We woke to a drizzle the day after our 'Tom Crean experience'. We had not enlisted for the Tom Crean 19 mile endurance walk, and luckily that was sold out anyway, and given the weather would not have been pleasant by any yardstick. Instead we did what any old codger would do under the circumstances and go for a drive.
The Slea Head Drive to be more precise and part of what the Dingle tourist board call the 'Wild Atlantic Way'. Wet and wild that particular Saturday. It is manners to drive clockwise around this circular route as the road is very narrow and cars coming the other way, as a couple did, cause all the traffic to snarl up.
We started in Dingle where we stopped briefly by the harbour, before continuing until we shortly came to a museum. It was a private, commercial sort of venture, run by an American and called the Celtic and Prehistory Museum. And it was actually very interesting, containing some animal skeletons and stone axes and other such artefacts. There…
After visiting the quarry at Les Vardes, we had some lunch and then headed out to The German Underground Hospital in the St Andrews' area of Guernsey.

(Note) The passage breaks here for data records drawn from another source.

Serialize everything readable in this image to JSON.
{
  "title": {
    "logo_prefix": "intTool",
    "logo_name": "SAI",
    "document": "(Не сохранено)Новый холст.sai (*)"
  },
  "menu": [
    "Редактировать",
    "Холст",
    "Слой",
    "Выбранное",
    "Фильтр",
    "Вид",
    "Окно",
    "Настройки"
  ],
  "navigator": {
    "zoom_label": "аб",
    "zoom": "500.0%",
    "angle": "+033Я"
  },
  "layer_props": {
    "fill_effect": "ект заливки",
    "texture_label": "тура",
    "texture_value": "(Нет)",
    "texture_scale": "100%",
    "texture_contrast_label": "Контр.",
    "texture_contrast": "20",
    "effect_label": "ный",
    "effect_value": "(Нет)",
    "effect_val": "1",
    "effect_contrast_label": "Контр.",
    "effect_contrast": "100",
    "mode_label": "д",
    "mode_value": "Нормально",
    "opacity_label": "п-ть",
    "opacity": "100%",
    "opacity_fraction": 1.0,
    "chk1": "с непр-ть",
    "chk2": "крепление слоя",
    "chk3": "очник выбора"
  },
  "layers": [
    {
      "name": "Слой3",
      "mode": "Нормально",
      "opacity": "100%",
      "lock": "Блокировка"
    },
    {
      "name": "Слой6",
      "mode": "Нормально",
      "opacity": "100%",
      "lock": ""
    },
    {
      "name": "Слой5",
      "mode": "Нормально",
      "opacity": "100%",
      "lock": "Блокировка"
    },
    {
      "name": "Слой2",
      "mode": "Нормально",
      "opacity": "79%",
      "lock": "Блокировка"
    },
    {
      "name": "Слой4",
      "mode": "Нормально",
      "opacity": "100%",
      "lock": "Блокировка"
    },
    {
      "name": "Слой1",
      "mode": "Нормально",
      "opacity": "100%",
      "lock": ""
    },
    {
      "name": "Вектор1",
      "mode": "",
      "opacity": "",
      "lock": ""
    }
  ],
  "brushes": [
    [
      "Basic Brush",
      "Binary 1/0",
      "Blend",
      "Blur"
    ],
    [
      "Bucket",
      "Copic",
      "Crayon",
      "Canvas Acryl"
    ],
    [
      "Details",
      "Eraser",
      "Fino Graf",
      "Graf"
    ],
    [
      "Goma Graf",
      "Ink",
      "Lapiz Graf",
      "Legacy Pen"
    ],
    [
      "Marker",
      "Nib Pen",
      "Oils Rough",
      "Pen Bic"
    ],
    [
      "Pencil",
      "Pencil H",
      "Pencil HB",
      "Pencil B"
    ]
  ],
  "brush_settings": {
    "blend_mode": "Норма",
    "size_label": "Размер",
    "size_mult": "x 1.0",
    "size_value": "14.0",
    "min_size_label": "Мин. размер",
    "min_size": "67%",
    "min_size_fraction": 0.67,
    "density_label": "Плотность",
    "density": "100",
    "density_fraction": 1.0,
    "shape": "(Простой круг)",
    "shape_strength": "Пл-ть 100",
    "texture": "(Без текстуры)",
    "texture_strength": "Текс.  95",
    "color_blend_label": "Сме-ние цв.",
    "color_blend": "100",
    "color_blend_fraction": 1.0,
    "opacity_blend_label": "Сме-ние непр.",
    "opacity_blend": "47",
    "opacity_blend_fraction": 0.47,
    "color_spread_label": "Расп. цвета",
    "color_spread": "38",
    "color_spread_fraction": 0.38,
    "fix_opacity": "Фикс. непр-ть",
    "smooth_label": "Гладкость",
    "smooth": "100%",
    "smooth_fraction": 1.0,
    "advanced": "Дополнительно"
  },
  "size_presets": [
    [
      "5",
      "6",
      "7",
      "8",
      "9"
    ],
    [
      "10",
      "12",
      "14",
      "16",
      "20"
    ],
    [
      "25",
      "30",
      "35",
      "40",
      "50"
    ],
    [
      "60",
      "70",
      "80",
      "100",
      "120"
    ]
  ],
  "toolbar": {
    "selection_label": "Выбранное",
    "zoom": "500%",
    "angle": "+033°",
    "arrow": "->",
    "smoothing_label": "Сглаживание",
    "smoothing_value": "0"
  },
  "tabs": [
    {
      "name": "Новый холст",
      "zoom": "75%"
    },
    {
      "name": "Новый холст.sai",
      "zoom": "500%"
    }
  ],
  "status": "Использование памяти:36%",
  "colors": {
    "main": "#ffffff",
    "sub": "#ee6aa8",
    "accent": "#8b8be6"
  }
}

It was a dank afternoon and this giant system of tunnels certainly suited the mood. The nearly 7,000 square metres of underground chambers were dug out using slave labour between 1942 and 1943, originally for a machine gun company and then as an ammunition store. In 1944 part of the complex was converted to a military hospital and used for German soldiers injured at D-Day. However the damp moist air of the tunnels was not conducive to a fast recovery and the invasion of Guernsey by the allies after D-Day did not take place, so the hospital was decommissioned.
The tunnels are mainly bare, damp and cold. It is certainly an eerie place and I would not like to have to spend a night there. In fact you have to show your tickets again as you go out to ensure that does not happen. Sounds are magnified and hollow. I have posted a link to a …
Spring Bank Holiday is the debut for the series of air displays held at Duxford, part of the Imperial War Museum.
We have not actually paid for tickets and gone onto the site for a long time, as it has been previously possible to view the planes from some byways close to the runway. Now these are always barricaded off for 'health and safety reasons', so we sprung for some tickets to attend the actual event. And it maybe worth the extra money for the atmosphere and buzz you get from being on site.
It was a beautiful day, too warm for late May but lovely to sit in the sun watching the show. It got off to a real bang with the arrival of a Typhoon which did a spectacular display to the tune of its own music.
This was followed by a display from the Harvard trainer and a pair of Strikemasters.
Then an Auster Mk6 and a real star, the Apache helicopter with a few pyrotechnics thrown in.
Another helicopter, the Augusta Bell Sioux.
The Catolina seaplane was followed by a wonderful aerob…